Thunderstorms have always proved a worthy metaphor for passionate though doomed love affairs. There’s a song by a band called Sarge (from the 2000 album Distant) that goes “At the end of July all my plans changed”—about discovering a lover’s betrayal when you were away and coming back home to start over alone. I admired the song for apprehending the kinetic force of this brief time of year.
Most of us have these experience-curated impressions about weather and places that shape our relationship to the world. With mine, it’s hard to unravel the strands from firsthand observation of land and sky, from literature and art, from my subjective view of American history, and maybe even from my hopes and disappointments about romantic love.
But since, say, 2006, I’ve watched my mythic summer landscape become even more untethered from reality. That was the year An Inconvenient Truth told most of us what we already knew. I began noticing the change in July thunderstorms in the Boston area in 2009, with flash torrential downpours sans any kind of spiritual prelude. They’d come-a-courtin’ with just a smack, like a falling body hitting pavement.
The last week of this past July, a rare and steep summer dip in the jet stream stretched from Canada to the Gulf of Mexico, triggering unusual and severe weather over the eastern U.S.—tornados in Iowa and persistent, torrential rains in the Mid-Atlantic. Meteorologists were astounded by the extreme nature of this jet stream pattern and the fact that it was stuck in place—day after day of remarkable, disruptive weather. In New York it’s been like this for almost three weeks, so you have the oxymoronic “extreme everydayness” of a tornado warning in Queens and lightning striking and critically injuring two men playing soccer in that unfortunate borough.

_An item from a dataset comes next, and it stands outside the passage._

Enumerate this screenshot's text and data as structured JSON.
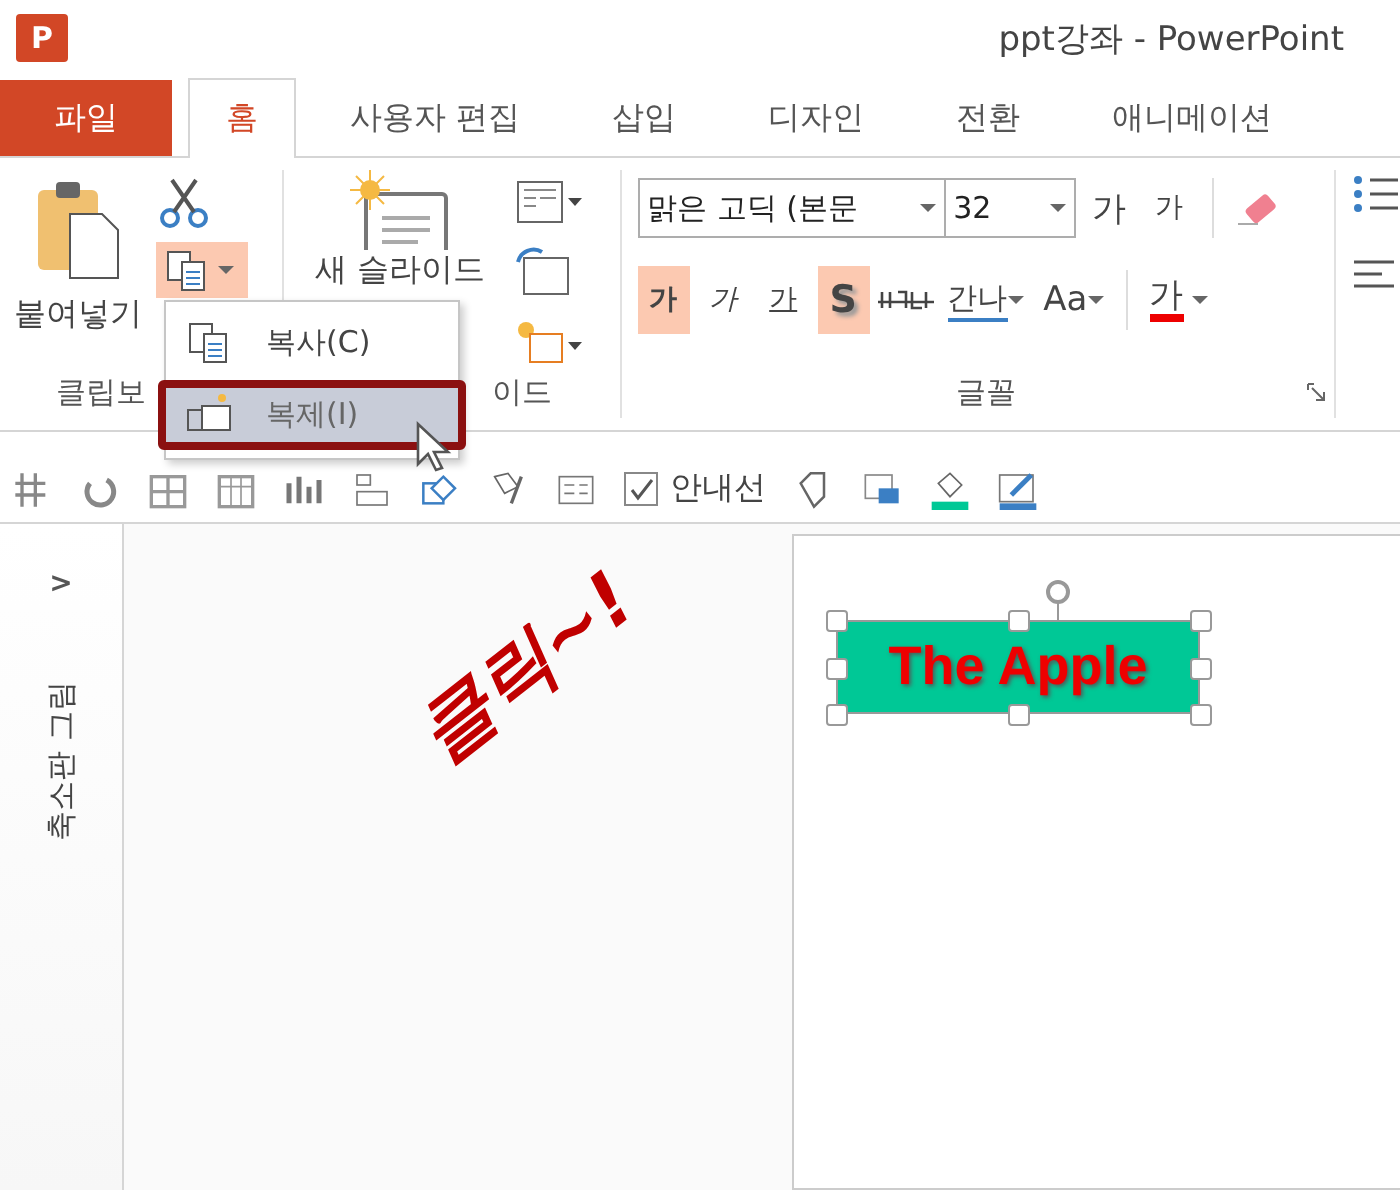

The timing last weekend of the New York Times Magazine’s “Losing Earth: The Decade We Almost Stopped Climate Change,” by Nathaniel Rich, is no surprise. Rich chronicles how between 1979 and 1989, scientists reached consensus about human-caused climate change and politicians nearly came to a global-scale solution. He attributes our failure to take action to human nature, arguing that “we have not allowed ourselves to comprehend what failure might mean for us. How will it change the way we see ourselves, how we remember the past, how we imagine the future?”
An optimist might see in The Times’s “Reckoning” of our choices as a nation and as individuals a behavioral modification “nudge.” But I’ve noticed that it tends to be during the summer crescendos of weather extremes that our normalization of climate devastation occurs. That the reboot of Mamma Mia! hit movie screens just as Greece was grappling with horrifically deadly wildfires barely registers as irony.

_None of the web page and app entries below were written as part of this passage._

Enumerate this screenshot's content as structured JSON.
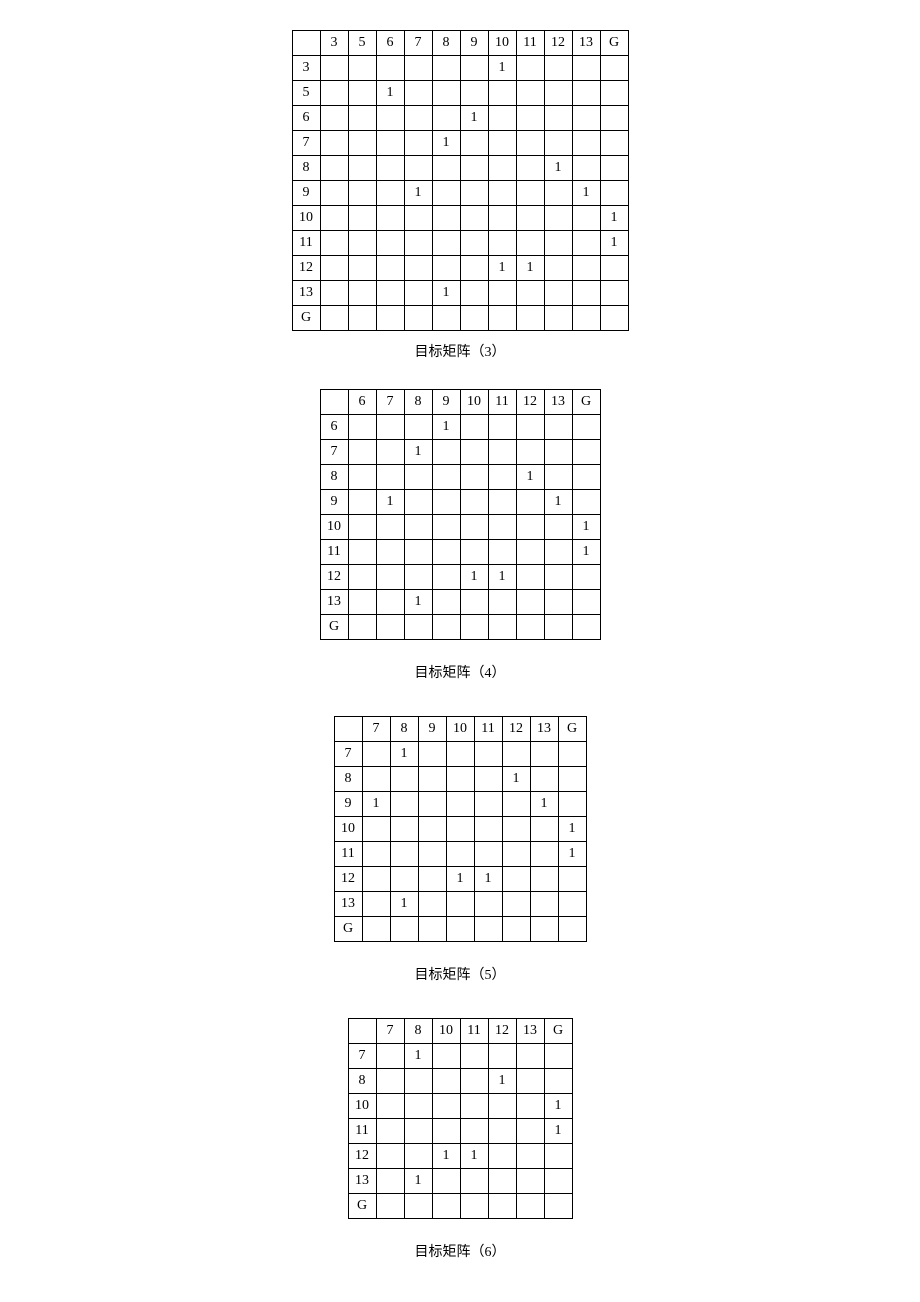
{
  "matrices": [
    {
      "id": 3,
      "caption": "目标矩阵（3）",
      "headers": [
        "3",
        "5",
        "6",
        "7",
        "8",
        "9",
        "10",
        "11",
        "12",
        "13",
        "G"
      ],
      "rows": [
        {
          "label": "3",
          "cells": [
            "",
            "",
            "",
            "",
            "",
            "",
            "1",
            "",
            "",
            "",
            ""
          ]
        },
        {
          "label": "5",
          "cells": [
            "",
            "",
            "1",
            "",
            "",
            "",
            "",
            "",
            "",
            "",
            ""
          ]
        },
        {
          "label": "6",
          "cells": [
            "",
            "",
            "",
            "",
            "",
            "1",
            "",
            "",
            "",
            "",
            ""
          ]
        },
        {
          "label": "7",
          "cells": [
            "",
            "",
            "",
            "",
            "1",
            "",
            "",
            "",
            "",
            "",
            ""
          ]
        },
        {
          "label": "8",
          "cells": [
            "",
            "",
            "",
            "",
            "",
            "",
            "",
            "",
            "1",
            "",
            ""
          ]
        },
        {
          "label": "9",
          "cells": [
            "",
            "",
            "",
            "1",
            "",
            "",
            "",
            "",
            "",
            "1",
            ""
          ]
        },
        {
          "label": "10",
          "cells": [
            "",
            "",
            "",
            "",
            "",
            "",
            "",
            "",
            "",
            "",
            "1"
          ]
        },
        {
          "label": "11",
          "cells": [
            "",
            "",
            "",
            "",
            "",
            "",
            "",
            "",
            "",
            "",
            "1"
          ]
        },
        {
          "label": "12",
          "cells": [
            "",
            "",
            "",
            "",
            "",
            "",
            "1",
            "1",
            "",
            "",
            ""
          ]
        },
        {
          "label": "13",
          "cells": [
            "",
            "",
            "",
            "",
            "1",
            "",
            "",
            "",
            "",
            "",
            ""
          ]
        },
        {
          "label": "G",
          "cells": [
            "",
            "",
            "",
            "",
            "",
            "",
            "",
            "",
            "",
            "",
            ""
          ]
        }
      ]
    },
    {
      "id": 4,
      "caption": "目标矩阵（4）",
      "headers": [
        "6",
        "7",
        "8",
        "9",
        "10",
        "11",
        "12",
        "13",
        "G"
      ],
      "rows": [
        {
          "label": "6",
          "cells": [
            "",
            "",
            "",
            "1",
            "",
            "",
            "",
            "",
            ""
          ]
        },
        {
          "label": "7",
          "cells": [
            "",
            "",
            "1",
            "",
            "",
            "",
            "",
            "",
            ""
          ]
        },
        {
          "label": "8",
          "cells": [
            "",
            "",
            "",
            "",
            "",
            "",
            "1",
            "",
            ""
          ]
        },
        {
          "label": "9",
          "cells": [
            "",
            "1",
            "",
            "",
            "",
            "",
            "",
            "1",
            ""
          ]
        },
        {
          "label": "10",
          "cells": [
            "",
            "",
            "",
            "",
            "",
            "",
            "",
            "",
            "1"
          ]
        },
        {
          "label": "11",
          "cells": [
            "",
            "",
            "",
            "",
            "",
            "",
            "",
            "",
            "1"
          ]
        },
        {
          "label": "12",
          "cells": [
            "",
            "",
            "",
            "",
            "1",
            "1",
            "",
            "",
            ""
          ]
        },
        {
          "label": "13",
          "cells": [
            "",
            "",
            "1",
            "",
            "",
            "",
            "",
            "",
            ""
          ]
        },
        {
          "label": "G",
          "cells": [
            "",
            "",
            "",
            "",
            "",
            "",
            "",
            "",
            ""
          ]
        }
      ]
    },
    {
      "id": 5,
      "caption": "目标矩阵（5）",
      "headers": [
        "7",
        "8",
        "9",
        "10",
        "11",
        "12",
        "13",
        "G"
      ],
      "rows": [
        {
          "label": "7",
          "cells": [
            "",
            "1",
            "",
            "",
            "",
            "",
            "",
            ""
          ]
        },
        {
          "label": "8",
          "cells": [
            "",
            "",
            "",
            "",
            "",
            "1",
            "",
            ""
          ]
        },
        {
          "label": "9",
          "cells": [
            "1",
            "",
            "",
            "",
            "",
            "",
            "1",
            ""
          ]
        },
        {
          "label": "10",
          "cells": [
            "",
            "",
            "",
            "",
            "",
            "",
            "",
            "1"
          ]
        },
        {
          "label": "11",
          "cells": [
            "",
            "",
            "",
            "",
            "",
            "",
            "",
            "1"
          ]
        },
        {
          "label": "12",
          "cells": [
            "",
            "",
            "",
            "1",
            "1",
            "",
            "",
            ""
          ]
        },
        {
          "label": "13",
          "cells": [
            "",
            "1",
            "",
            "",
            "",
            "",
            "",
            ""
          ]
        },
        {
          "label": "G",
          "cells": [
            "",
            "",
            "",
            "",
            "",
            "",
            "",
            ""
          ]
        }
      ]
    },
    {
      "id": 6,
      "caption": "目标矩阵（6）",
      "headers": [
        "7",
        "8",
        "10",
        "11",
        "12",
        "13",
        "G"
      ],
      "rows": [
        {
          "label": "7",
          "cells": [
            "",
            "1",
            "",
            "",
            "",
            "",
            ""
          ]
        },
        {
          "label": "8",
          "cells": [
            "",
            "",
            "",
            "",
            "1",
            "",
            ""
          ]
        },
        {
          "label": "10",
          "cells": [
            "",
            "",
            "",
            "",
            "",
            "",
            "1"
          ]
        },
        {
          "label": "11",
          "cells": [
            "",
            "",
            "",
            "",
            "",
            "",
            "1"
          ]
        },
        {
          "label": "12",
          "cells": [
            "",
            "",
            "1",
            "1",
            "",
            "",
            ""
          ]
        },
        {
          "label": "13",
          "cells": [
            "",
            "1",
            "",
            "",
            "",
            "",
            ""
          ]
        },
        {
          "label": "G",
          "cells": [
            "",
            "",
            "",
            "",
            "",
            "",
            ""
          ]
        }
      ]
    }
  ]
}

Twin wildfires constituting the largest wildfire in California’s history have already consumed roughly 980 square miles, burning through an area almost the size of Los Angeles and producing a “fire tornado” with winds more than 143 miles per hour.

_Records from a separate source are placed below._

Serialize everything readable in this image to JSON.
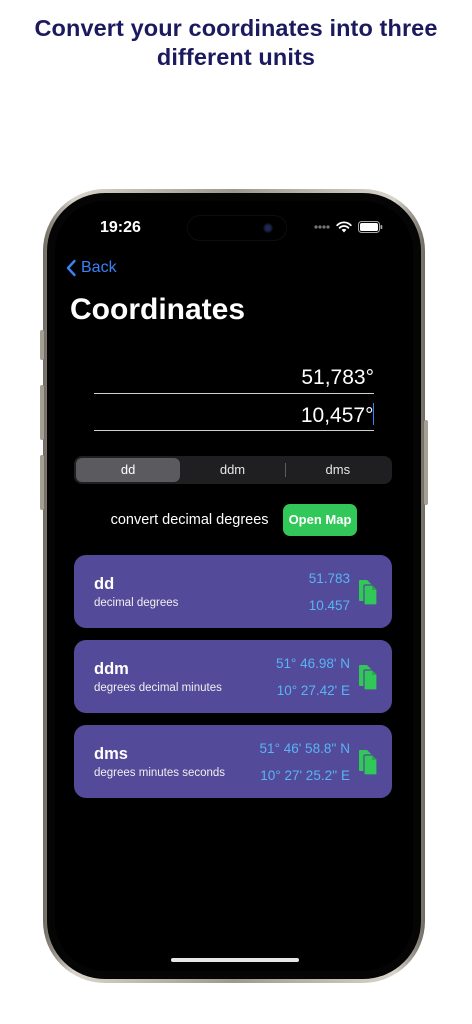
{
  "headline": {
    "line1": "Convert your coordinates into three",
    "line2": "different units"
  },
  "status_bar": {
    "time": "19:26",
    "icons": [
      "signal-dots-icon",
      "wifi-icon",
      "battery-icon"
    ]
  },
  "nav": {
    "back_label": "Back",
    "back_icon": "chevron-left-icon"
  },
  "page_title": "Coordinates",
  "inputs": {
    "latitude_value": "51,783°",
    "longitude_value": "10,457°"
  },
  "segmented_control": {
    "options": [
      "dd",
      "ddm",
      "dms"
    ],
    "selected": "dd"
  },
  "convert": {
    "label": "convert decimal degrees",
    "open_map_label": "Open Map"
  },
  "cards": [
    {
      "title": "dd",
      "subtitle": "decimal degrees",
      "value1": "51.783",
      "value2": "10.457"
    },
    {
      "title": "ddm",
      "subtitle": "degrees decimal minutes",
      "value1": "51° 46.98' N",
      "value2": "10° 27.42' E"
    },
    {
      "title": "dms",
      "subtitle": "degrees minutes seconds",
      "value1": "51° 46' 58.8'' N",
      "value2": "10° 27' 25.2'' E"
    }
  ],
  "colors": {
    "headline": "#1c1a5e",
    "accent_blue": "#3b82f6",
    "card_bg": "#534a99",
    "card_value": "#59b4f5",
    "open_map_bg": "#32c759",
    "copy_icon": "#32c759"
  }
}
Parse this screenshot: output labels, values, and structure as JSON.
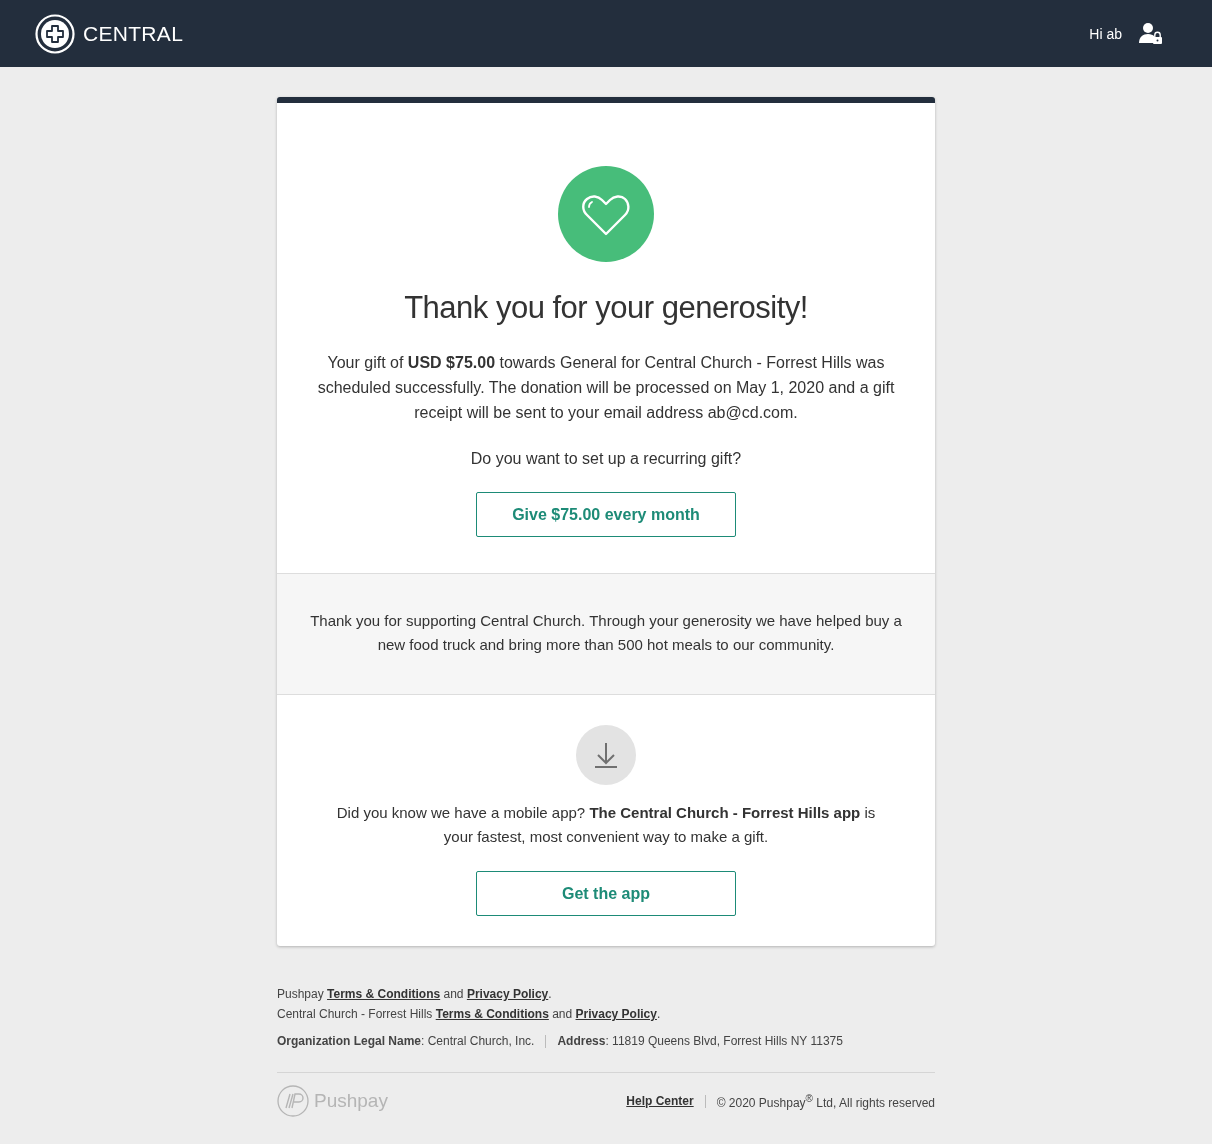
{
  "header": {
    "brand": "CENTRAL",
    "greeting": "Hi ab"
  },
  "confirmation": {
    "title": "Thank you for your generosity!",
    "message": "Your gift of **USD $75.00** towards General for Central Church - Forrest Hills was scheduled successfully. The donation will be processed on May 1, 2020 and a gift receipt will be sent to your email address ab@cd.com.",
    "question": "Do you want to set up a recurring gift?",
    "button": "Give $75.00 every month"
  },
  "impact": {
    "message": "Thank you for supporting Central Church. Through your generosity we have helped buy a new food truck and bring more than 500 hot meals to our community."
  },
  "app": {
    "message": "Did you know we have a mobile app? **The Central Church - Forrest Hills app** is your fastest, most convenient way to make a gift.",
    "button": "Get the app"
  },
  "footer": {
    "policy_lines": [
      {
        "prefix": "Pushpay",
        "terms": "Terms & Conditions",
        "joiner": "and",
        "privacy": "Privacy Policy",
        "suffix": "."
      },
      {
        "prefix": "Central Church - Forrest Hills",
        "terms": "Terms & Conditions",
        "joiner": "and",
        "privacy": "Privacy Policy",
        "suffix": "."
      }
    ],
    "legal": [
      "**Organization Legal Name**: Central Church, Inc.",
      "**Address**: 11819 Queens Blvd, Forrest Hills NY 11375"
    ],
    "logo": "Pushpay",
    "help": "Help Center",
    "copyright": "© 2020 Pushpay$^{®}$ Ltd, All rights reserved"
  }
}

Imagining a devastated area the size of Los Angeles makes me think of LA Story, a movie that came out two years after the Decade We Almost Stopped Climate Change. In that movie, Steve Martin’s TV weatherman pre-tapes his weekend weather forecasts because it’s always “72 and sunny.” Now, in 2018, although Martin himself is 72 and sunny, we don’t know how long LA will stay that way.
It’s hard to believe that the landscapes and weather patterns that inspired so much art just a century ago are changing before our eyes. But it’s even harder to believe that we as a country were in a position to do something about this when I was still a teenager mentally conjuring this gossamer vision of summer into existence. It was already 100% illusory way back then. And now, well . . . at the end of July all my plans changed. §